### Problem details
The answer must consist of the listing, reproduced exactly.

### Data section
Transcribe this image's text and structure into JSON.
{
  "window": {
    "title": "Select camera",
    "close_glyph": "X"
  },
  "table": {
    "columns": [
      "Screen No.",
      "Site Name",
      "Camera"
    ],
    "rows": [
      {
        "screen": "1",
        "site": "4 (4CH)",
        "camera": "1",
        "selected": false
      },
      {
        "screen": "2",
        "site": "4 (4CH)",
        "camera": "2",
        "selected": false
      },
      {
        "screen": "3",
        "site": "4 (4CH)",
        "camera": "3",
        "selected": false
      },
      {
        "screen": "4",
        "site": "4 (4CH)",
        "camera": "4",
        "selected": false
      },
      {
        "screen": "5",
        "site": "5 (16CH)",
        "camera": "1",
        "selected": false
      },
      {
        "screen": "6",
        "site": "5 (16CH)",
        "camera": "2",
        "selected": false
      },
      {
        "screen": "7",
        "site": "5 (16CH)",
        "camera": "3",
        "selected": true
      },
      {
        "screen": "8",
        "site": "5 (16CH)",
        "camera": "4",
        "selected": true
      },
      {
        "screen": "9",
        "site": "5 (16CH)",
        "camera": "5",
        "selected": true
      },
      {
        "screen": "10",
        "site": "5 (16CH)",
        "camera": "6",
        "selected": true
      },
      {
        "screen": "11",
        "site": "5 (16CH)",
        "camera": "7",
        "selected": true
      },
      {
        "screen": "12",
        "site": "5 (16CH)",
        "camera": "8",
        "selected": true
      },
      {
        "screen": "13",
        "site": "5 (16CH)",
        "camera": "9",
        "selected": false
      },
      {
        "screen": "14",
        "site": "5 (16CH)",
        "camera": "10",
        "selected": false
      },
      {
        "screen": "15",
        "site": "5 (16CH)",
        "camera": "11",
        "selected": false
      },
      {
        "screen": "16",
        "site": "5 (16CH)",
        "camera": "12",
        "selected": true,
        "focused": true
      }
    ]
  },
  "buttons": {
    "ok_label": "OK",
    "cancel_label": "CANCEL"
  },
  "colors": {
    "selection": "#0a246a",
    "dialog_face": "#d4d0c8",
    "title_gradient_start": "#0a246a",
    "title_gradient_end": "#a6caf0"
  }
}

### Exercise response
Transcribe this image's text and structure into JSON.
{
  "window": {
    "title": "Select camera",
    "close_glyph": "X"
  },
  "table": {
    "columns": [
      "Screen No.",
      "Site Name",
      "Camera"
    ],
    "rows": [
      {
        "screen": "1",
        "site": "4 (4CH)",
        "camera": "1",
        "selected": false
      },
      {
        "screen": "2",
        "site": "4 (4CH)",
        "camera": "2",
        "selected": false
      },
      {
        "screen": "3",
        "site": "4 (4CH)",
        "camera": "3",
        "selected": false
      },
      {
        "screen": "4",
        "site": "4 (4CH)",
        "camera": "4",
        "selected": false
      },
      {
        "screen": "5",
        "site": "5 (16CH)",
        "camera": "1",
        "selected": false
      },
      {
        "screen": "6",
        "site": "5 (16CH)",
        "camera": "2",
        "selected": false
      },
      {
        "screen": "7",
        "site": "5 (16CH)",
        "camera": "3",
        "selected": true
      },
      {
        "screen": "8",
        "site": "5 (16CH)",
        "camera": "4",
        "selected": true
      },
      {
        "screen": "9",
        "site": "5 (16CH)",
        "camera": "5",
        "selected": true
      },
      {
        "screen": "10",
        "site": "5 (16CH)",
        "camera": "6",
        "selected": true
      },
      {
        "screen": "11",
        "site": "5 (16CH)",
        "camera": "7",
        "selected": true
      },
      {
        "screen": "12",
        "site": "5 (16CH)",
        "camera": "8",
        "selected": true
      },
      {
        "screen": "13",
        "site": "5 (16CH)",
        "camera": "9",
        "selected": false
      },
      {
        "screen": "14",
        "site": "5 (16CH)",
        "camera": "10",
        "selected": false
      },
      {
        "screen": "15",
        "site": "5 (16CH)",
        "camera": "11",
        "selected": false
      },
      {
        "screen": "16",
        "site": "5 (16CH)",
        "camera": "12",
        "selected": true,
        "focused": true
      }
    ]
  },
  "buttons": {
    "ok_label": "OK",
    "cancel_label": "CANCEL"
  },
  "colors": {
    "selection": "#0a246a",
    "dialog_face": "#d4d0c8",
    "title_gradient_start": "#0a246a",
    "title_gradient_end": "#a6caf0"
  }
}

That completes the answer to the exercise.